● Exercise details
The count of lines with the string "Server" in the material is all that should be returned.

● Records supplied
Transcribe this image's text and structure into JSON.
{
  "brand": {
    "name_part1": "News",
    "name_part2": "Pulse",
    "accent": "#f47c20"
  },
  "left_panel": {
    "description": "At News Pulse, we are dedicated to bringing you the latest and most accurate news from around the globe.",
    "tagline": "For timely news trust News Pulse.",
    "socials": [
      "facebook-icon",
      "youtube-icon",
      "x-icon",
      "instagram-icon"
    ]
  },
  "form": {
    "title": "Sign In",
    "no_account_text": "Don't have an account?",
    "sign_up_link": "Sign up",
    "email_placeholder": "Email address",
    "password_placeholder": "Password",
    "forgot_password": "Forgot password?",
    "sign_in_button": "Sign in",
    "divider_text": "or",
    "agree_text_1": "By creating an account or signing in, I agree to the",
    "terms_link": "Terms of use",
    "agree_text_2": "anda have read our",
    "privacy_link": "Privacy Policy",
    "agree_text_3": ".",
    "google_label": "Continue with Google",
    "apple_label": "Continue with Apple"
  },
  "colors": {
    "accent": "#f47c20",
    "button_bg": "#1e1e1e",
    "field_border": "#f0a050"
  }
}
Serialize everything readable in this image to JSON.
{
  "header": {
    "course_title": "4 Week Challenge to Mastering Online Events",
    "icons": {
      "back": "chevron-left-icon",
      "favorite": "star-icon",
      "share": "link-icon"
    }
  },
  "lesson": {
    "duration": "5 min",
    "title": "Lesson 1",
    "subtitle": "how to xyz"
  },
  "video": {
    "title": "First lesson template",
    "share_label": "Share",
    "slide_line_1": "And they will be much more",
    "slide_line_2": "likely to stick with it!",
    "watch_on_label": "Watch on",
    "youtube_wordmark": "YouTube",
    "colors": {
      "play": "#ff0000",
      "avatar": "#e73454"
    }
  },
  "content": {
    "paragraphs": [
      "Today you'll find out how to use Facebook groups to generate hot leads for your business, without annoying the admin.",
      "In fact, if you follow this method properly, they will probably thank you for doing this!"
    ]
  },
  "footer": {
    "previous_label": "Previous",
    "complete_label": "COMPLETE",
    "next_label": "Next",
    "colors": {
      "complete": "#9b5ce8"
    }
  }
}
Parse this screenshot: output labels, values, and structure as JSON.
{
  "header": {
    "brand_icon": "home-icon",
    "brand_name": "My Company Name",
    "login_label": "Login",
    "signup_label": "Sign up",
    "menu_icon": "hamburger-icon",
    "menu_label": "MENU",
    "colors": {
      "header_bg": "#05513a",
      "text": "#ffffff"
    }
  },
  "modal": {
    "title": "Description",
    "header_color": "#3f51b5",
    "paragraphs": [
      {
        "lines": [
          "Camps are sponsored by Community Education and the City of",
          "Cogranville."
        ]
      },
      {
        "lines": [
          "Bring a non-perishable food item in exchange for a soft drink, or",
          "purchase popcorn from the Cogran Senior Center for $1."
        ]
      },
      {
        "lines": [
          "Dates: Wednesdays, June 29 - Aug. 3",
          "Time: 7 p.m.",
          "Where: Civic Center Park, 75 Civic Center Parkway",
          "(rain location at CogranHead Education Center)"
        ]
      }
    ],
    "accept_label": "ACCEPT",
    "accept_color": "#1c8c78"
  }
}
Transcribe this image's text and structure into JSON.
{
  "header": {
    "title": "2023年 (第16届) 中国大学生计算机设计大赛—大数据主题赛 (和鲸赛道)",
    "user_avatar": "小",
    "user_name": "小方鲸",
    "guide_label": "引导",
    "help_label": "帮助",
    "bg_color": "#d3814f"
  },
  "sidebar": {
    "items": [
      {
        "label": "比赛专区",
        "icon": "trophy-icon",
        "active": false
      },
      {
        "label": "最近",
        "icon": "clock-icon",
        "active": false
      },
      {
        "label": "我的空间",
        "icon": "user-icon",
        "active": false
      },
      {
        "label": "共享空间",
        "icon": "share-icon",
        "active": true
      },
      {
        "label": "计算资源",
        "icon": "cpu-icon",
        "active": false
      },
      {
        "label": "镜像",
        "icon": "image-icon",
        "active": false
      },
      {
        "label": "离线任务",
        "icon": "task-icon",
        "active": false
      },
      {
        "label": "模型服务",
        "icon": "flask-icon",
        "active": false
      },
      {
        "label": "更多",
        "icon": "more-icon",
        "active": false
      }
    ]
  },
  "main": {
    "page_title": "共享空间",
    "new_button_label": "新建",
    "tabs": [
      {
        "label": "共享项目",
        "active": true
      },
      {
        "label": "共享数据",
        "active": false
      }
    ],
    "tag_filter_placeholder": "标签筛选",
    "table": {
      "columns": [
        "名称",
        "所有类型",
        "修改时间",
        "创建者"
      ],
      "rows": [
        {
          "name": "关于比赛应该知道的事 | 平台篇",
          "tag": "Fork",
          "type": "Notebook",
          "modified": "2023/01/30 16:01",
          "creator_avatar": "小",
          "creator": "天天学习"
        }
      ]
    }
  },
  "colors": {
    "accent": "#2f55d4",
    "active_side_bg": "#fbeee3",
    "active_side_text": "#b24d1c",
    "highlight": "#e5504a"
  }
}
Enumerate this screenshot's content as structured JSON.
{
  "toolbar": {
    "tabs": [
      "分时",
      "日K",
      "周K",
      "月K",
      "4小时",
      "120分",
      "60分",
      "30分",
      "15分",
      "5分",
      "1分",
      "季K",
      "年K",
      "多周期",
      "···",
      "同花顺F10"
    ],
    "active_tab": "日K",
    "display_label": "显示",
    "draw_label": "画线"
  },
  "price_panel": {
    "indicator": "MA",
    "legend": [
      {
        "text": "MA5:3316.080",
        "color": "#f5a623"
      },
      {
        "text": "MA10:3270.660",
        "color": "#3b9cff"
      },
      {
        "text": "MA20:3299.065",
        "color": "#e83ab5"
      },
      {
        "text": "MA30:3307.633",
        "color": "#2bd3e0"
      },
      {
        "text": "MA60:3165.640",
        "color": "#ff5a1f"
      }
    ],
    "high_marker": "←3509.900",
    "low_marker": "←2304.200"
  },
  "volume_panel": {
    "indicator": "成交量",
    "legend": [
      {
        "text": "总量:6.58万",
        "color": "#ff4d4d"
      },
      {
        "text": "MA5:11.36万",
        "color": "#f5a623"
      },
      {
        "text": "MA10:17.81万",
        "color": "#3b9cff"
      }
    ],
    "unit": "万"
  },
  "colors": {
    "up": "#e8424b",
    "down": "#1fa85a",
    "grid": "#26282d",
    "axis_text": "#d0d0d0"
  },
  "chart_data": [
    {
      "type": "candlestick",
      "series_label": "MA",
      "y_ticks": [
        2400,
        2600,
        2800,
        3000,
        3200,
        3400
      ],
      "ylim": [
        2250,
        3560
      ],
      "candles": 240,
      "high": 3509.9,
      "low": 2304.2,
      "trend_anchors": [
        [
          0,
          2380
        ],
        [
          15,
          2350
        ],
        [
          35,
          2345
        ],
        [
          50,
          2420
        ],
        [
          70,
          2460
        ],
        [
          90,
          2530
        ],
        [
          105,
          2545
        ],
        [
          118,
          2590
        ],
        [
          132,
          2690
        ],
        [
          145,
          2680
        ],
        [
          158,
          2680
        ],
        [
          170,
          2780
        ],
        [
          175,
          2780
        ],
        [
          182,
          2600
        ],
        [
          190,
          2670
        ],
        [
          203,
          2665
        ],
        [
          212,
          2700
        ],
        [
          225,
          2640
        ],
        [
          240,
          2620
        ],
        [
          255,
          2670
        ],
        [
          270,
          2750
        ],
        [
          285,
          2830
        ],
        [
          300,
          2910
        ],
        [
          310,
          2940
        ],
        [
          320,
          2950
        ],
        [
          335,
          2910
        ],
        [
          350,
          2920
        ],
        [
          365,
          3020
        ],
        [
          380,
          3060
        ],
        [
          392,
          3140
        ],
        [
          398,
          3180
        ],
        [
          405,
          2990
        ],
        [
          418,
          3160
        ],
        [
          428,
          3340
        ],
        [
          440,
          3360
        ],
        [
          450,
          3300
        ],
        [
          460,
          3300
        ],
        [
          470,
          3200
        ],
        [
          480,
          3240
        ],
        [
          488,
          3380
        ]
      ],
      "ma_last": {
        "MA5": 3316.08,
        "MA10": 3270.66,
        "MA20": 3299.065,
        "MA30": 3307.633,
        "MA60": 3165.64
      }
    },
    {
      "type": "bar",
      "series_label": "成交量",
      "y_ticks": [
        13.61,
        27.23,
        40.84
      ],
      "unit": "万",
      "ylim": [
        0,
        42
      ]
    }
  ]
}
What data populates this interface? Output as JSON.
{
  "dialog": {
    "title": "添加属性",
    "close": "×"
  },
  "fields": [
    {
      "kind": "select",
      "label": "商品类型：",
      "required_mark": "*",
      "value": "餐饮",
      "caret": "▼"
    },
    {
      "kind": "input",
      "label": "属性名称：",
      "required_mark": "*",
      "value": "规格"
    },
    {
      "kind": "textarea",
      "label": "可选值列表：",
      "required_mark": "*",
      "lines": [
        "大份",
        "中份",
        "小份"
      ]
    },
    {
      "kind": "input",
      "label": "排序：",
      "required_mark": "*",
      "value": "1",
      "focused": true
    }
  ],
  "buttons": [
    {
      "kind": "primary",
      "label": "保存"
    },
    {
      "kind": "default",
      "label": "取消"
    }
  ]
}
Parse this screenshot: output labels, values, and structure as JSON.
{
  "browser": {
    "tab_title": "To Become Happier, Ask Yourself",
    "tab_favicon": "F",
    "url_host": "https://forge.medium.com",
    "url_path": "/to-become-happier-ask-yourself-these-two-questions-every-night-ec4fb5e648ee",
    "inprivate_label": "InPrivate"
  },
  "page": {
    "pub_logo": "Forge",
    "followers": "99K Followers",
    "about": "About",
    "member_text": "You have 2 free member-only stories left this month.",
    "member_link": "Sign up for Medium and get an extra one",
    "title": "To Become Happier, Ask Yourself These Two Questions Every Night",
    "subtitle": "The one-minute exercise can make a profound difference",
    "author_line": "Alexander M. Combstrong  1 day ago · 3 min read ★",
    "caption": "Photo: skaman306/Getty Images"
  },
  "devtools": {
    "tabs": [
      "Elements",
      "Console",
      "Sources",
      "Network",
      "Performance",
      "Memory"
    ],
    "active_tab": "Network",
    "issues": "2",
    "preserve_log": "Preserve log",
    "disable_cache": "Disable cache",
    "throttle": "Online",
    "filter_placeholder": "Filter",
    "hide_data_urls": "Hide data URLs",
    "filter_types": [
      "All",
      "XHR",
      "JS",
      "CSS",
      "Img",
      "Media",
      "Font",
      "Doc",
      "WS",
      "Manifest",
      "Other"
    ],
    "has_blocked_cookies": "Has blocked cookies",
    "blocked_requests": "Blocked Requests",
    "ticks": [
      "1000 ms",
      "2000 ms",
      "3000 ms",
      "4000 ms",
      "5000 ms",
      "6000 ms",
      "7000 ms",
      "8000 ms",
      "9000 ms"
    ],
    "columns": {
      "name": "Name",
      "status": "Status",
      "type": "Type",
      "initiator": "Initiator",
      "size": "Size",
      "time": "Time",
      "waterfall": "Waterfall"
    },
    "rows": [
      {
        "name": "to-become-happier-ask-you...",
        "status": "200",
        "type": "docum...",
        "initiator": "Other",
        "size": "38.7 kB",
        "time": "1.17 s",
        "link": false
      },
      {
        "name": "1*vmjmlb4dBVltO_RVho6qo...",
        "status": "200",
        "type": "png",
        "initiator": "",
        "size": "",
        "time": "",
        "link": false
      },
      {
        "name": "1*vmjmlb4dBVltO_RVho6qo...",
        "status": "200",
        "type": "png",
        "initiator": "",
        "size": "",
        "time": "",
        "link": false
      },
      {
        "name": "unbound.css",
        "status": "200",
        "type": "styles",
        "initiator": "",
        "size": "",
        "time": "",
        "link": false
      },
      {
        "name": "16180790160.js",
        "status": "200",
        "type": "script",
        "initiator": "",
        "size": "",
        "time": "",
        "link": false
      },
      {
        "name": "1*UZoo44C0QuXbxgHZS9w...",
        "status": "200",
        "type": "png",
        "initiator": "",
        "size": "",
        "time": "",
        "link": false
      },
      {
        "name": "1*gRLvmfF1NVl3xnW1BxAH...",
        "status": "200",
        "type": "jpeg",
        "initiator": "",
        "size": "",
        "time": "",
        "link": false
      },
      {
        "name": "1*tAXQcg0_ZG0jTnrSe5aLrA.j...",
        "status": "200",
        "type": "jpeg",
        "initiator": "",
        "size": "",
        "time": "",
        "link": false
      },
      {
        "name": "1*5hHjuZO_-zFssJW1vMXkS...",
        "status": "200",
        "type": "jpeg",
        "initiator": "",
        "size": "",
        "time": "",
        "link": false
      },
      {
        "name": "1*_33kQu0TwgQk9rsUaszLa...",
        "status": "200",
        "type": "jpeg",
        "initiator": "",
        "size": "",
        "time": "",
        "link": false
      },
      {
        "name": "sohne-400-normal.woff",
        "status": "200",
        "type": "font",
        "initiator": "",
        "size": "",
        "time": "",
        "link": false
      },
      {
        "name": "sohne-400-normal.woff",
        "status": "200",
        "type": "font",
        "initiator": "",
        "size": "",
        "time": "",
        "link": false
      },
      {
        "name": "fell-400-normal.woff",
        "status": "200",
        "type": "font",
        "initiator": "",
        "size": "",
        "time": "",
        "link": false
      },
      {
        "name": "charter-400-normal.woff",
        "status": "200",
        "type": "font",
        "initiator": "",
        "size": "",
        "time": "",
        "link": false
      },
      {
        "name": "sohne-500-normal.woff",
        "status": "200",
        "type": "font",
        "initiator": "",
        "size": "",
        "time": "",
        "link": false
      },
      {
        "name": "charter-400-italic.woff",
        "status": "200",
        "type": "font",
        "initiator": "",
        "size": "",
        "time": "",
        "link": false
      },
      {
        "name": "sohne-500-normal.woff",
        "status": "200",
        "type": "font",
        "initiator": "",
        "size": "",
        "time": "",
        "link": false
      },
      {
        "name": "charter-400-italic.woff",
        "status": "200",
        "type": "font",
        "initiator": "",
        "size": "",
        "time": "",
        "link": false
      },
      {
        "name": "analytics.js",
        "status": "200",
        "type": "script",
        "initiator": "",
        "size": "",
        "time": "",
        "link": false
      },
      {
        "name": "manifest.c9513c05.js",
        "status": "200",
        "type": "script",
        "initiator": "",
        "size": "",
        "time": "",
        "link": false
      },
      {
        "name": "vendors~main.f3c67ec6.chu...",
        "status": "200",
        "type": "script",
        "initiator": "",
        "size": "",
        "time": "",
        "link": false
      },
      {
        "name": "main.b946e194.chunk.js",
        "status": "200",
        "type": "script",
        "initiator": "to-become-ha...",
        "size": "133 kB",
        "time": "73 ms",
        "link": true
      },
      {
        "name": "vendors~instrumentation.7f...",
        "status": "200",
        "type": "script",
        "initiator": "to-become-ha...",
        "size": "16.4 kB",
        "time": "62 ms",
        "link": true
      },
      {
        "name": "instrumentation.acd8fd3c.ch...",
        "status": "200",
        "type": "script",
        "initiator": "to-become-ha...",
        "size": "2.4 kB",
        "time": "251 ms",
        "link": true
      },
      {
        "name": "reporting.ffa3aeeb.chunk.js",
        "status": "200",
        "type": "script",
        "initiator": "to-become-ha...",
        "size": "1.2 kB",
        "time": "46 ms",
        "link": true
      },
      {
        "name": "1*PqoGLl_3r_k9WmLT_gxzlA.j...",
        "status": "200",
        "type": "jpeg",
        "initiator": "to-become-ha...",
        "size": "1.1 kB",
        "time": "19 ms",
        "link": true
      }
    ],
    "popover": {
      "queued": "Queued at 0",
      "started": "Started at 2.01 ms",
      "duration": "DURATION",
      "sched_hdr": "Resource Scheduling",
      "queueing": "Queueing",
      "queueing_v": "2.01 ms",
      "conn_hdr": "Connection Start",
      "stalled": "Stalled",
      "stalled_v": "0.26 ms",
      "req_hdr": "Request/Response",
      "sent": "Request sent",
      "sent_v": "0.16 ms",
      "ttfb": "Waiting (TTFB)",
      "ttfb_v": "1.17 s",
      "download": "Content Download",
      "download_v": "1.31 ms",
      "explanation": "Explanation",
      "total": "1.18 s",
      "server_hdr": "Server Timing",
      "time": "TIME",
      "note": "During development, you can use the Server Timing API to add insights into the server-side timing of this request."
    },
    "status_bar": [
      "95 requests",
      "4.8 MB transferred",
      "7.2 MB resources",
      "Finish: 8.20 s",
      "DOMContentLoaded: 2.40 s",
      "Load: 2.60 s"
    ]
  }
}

● Exercise output
2